### Task statement
Return the records in full, exactly as given.

** Opening Provided information block **

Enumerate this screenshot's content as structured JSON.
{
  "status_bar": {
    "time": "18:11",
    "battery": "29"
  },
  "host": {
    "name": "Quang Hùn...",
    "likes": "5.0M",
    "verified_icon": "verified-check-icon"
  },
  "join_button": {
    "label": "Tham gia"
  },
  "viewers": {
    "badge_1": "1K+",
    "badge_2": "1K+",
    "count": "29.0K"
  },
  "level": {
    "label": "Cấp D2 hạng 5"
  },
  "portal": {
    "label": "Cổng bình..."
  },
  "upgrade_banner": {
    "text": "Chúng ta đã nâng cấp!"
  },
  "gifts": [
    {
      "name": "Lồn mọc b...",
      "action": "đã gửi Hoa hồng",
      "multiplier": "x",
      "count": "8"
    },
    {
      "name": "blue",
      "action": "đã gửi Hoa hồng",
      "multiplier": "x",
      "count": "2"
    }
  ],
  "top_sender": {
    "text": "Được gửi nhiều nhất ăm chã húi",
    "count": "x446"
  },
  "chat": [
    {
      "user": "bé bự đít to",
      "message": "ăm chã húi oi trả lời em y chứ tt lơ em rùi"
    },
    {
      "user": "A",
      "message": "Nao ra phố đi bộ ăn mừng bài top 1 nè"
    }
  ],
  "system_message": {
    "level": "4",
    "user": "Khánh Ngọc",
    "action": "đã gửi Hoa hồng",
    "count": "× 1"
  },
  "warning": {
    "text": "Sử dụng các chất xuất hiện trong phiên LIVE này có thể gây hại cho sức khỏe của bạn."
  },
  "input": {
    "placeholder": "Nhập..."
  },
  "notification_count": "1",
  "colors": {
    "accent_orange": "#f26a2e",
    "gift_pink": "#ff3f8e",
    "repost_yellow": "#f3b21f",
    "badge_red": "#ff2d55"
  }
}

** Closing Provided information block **

### Final answer
Enumerate this screenshot's content as structured JSON.
{
  "status_bar": {
    "time": "18:11",
    "battery": "29"
  },
  "host": {
    "name": "Quang Hùn...",
    "likes": "5.0M",
    "verified_icon": "verified-check-icon"
  },
  "join_button": {
    "label": "Tham gia"
  },
  "viewers": {
    "badge_1": "1K+",
    "badge_2": "1K+",
    "count": "29.0K"
  },
  "level": {
    "label": "Cấp D2 hạng 5"
  },
  "portal": {
    "label": "Cổng bình..."
  },
  "upgrade_banner": {
    "text": "Chúng ta đã nâng cấp!"
  },
  "gifts": [
    {
      "name": "Lồn mọc b...",
      "action": "đã gửi Hoa hồng",
      "multiplier": "x",
      "count": "8"
    },
    {
      "name": "blue",
      "action": "đã gửi Hoa hồng",
      "multiplier": "x",
      "count": "2"
    }
  ],
  "top_sender": {
    "text": "Được gửi nhiều nhất ăm chã húi",
    "count": "x446"
  },
  "chat": [
    {
      "user": "bé bự đít to",
      "message": "ăm chã húi oi trả lời em y chứ tt lơ em rùi"
    },
    {
      "user": "A",
      "message": "Nao ra phố đi bộ ăn mừng bài top 1 nè"
    }
  ],
  "system_message": {
    "level": "4",
    "user": "Khánh Ngọc",
    "action": "đã gửi Hoa hồng",
    "count": "× 1"
  },
  "warning": {
    "text": "Sử dụng các chất xuất hiện trong phiên LIVE này có thể gây hại cho sức khỏe của bạn."
  },
  "input": {
    "placeholder": "Nhập..."
  },
  "notification_count": "1",
  "colors": {
    "accent_orange": "#f26a2e",
    "gift_pink": "#ff3f8e",
    "repost_yellow": "#f3b21f",
    "badge_red": "#ff2d55"
  }
}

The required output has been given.